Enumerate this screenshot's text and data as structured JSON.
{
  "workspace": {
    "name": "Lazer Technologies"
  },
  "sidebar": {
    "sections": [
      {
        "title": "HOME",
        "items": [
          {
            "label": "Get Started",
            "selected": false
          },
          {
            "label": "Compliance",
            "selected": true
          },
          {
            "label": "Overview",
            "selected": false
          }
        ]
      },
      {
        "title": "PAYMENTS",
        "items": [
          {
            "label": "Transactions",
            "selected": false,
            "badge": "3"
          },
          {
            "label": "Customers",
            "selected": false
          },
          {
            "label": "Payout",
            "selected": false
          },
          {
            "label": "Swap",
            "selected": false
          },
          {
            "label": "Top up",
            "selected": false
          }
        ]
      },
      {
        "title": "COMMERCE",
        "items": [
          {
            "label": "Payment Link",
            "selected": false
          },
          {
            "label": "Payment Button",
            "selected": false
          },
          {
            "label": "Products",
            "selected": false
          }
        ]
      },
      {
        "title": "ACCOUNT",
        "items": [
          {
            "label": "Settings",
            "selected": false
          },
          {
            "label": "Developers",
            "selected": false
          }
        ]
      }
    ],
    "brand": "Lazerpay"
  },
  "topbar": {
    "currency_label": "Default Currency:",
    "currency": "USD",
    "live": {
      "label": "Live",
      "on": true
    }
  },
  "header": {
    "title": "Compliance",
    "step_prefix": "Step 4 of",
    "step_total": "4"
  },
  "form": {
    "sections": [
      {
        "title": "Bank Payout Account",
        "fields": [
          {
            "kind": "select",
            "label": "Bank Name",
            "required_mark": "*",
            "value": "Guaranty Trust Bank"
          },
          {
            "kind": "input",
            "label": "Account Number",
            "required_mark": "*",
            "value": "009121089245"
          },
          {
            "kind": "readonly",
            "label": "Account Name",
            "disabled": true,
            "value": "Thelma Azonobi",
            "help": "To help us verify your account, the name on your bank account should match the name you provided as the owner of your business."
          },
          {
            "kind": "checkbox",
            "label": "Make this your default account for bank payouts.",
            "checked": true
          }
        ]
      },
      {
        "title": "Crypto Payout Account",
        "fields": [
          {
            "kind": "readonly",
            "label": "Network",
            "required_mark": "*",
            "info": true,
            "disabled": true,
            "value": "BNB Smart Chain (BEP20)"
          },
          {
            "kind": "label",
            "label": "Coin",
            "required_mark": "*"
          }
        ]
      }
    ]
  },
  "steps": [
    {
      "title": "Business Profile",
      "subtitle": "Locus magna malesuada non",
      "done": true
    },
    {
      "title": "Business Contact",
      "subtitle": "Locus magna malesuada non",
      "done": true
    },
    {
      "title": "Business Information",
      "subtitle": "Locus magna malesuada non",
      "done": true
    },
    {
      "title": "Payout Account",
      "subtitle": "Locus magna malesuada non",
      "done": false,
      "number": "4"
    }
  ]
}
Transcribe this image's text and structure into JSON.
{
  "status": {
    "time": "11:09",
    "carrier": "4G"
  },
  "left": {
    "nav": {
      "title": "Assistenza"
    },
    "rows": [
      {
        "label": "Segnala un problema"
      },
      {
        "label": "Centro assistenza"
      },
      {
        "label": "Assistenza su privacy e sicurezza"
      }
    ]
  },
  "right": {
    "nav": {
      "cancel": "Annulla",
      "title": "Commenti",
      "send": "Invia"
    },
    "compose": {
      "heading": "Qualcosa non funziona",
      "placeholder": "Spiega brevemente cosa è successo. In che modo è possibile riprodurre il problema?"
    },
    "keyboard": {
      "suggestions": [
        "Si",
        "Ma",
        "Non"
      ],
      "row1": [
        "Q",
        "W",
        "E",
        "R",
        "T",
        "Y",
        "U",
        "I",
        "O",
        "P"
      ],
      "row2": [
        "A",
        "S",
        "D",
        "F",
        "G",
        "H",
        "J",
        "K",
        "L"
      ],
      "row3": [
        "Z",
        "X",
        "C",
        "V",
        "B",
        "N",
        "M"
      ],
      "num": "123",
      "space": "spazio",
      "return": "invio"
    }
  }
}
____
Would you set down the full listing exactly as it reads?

Enumerate this screenshot's text and data as structured JSON.
{
  "workspace": {
    "name": "Lazer Technologies"
  },
  "sidebar": {
    "sections": [
      {
        "title": "HOME",
        "items": [
          {
            "label": "Get Started",
            "selected": false
          },
          {
            "label": "Compliance",
            "selected": true
          },
          {
            "label": "Overview",
            "selected": false
          }
        ]
      },
      {
        "title": "PAYMENTS",
        "items": [
          {
            "label": "Transactions",
            "selected": false,
            "badge": "3"
          },
          {
            "label": "Customers",
            "selected": false
          },
          {
            "label": "Payout",
            "selected": false
          },
          {
            "label": "Swap",
            "selected": false
          },
          {
            "label": "Top up",
            "selected": false
          }
        ]
      },
      {
        "title": "COMMERCE",
        "items": [
          {
            "label": "Payment Link",
            "selected": false
          },
          {
            "label": "Payment Button",
            "selected": false
          },
          {
            "label": "Products",
            "selected": false
          }
        ]
      },
      {
        "title": "ACCOUNT",
        "items": [
          {
            "label": "Settings",
            "selected": false
          },
          {
            "label": "Developers",
            "selected": false
          }
        ]
      }
    ],
    "brand": "Lazerpay"
  },
  "topbar": {
    "currency_label": "Default Currency:",
    "currency": "USD",
    "live": {
      "label": "Live",
      "on": true
    }
  },
  "header": {
    "title": "Compliance",
    "step_prefix": "Step 4 of",
    "step_total": "4"
  },
  "form": {
    "sections": [
      {
        "title": "Bank Payout Account",
        "fields": [
          {
            "kind": "select",
            "label": "Bank Name",
            "required_mark": "*",
            "value": "Guaranty Trust Bank"
          },
          {
            "kind": "input",
            "label": "Account Number",
            "required_mark": "*",
            "value": "009121089245"
          },
          {
            "kind": "readonly",
            "label": "Account Name",
            "disabled": true,
            "value": "Thelma Azonobi",
            "help": "To help us verify your account, the name on your bank account should match the name you provided as the owner of your business."
          },
          {
            "kind": "checkbox",
            "label": "Make this your default account for bank payouts.",
            "checked": true
          }
        ]
      },
      {
        "title": "Crypto Payout Account",
        "fields": [
          {
            "kind": "readonly",
            "label": "Network",
            "required_mark": "*",
            "info": true,
            "disabled": true,
            "value": "BNB Smart Chain (BEP20)"
          },
          {
            "kind": "label",
            "label": "Coin",
            "required_mark": "*"
          }
        ]
      }
    ]
  },
  "steps": [
    {
      "title": "Business Profile",
      "subtitle": "Locus magna malesuada non",
      "done": true
    },
    {
      "title": "Business Contact",
      "subtitle": "Locus magna malesuada non",
      "done": true
    },
    {
      "title": "Business Information",
      "subtitle": "Locus magna malesuada non",
      "done": true
    },
    {
      "title": "Payout Account",
      "subtitle": "Locus magna malesuada non",
      "done": false,
      "number": "4"
    }
  ]
}
Transcribe this image's text and structure into JSON.
{
  "status": {
    "time": "11:09",
    "carrier": "4G"
  },
  "left": {
    "nav": {
      "title": "Assistenza"
    },
    "rows": [
      {
        "label": "Segnala un problema"
      },
      {
        "label": "Centro assistenza"
      },
      {
        "label": "Assistenza su privacy e sicurezza"
      }
    ]
  },
  "right": {
    "nav": {
      "cancel": "Annulla",
      "title": "Commenti",
      "send": "Invia"
    },
    "compose": {
      "heading": "Qualcosa non funziona",
      "placeholder": "Spiega brevemente cosa è successo. In che modo è possibile riprodurre il problema?"
    },
    "keyboard": {
      "suggestions": [
        "Si",
        "Ma",
        "Non"
      ],
      "row1": [
        "Q",
        "W",
        "E",
        "R",
        "T",
        "Y",
        "U",
        "I",
        "O",
        "P"
      ],
      "row2": [
        "A",
        "S",
        "D",
        "F",
        "G",
        "H",
        "J",
        "K",
        "L"
      ],
      "row3": [
        "Z",
        "X",
        "C",
        "V",
        "B",
        "N",
        "M"
      ],
      "num": "123",
      "space": "spazio",
      "return": "invio"
    }
  }
}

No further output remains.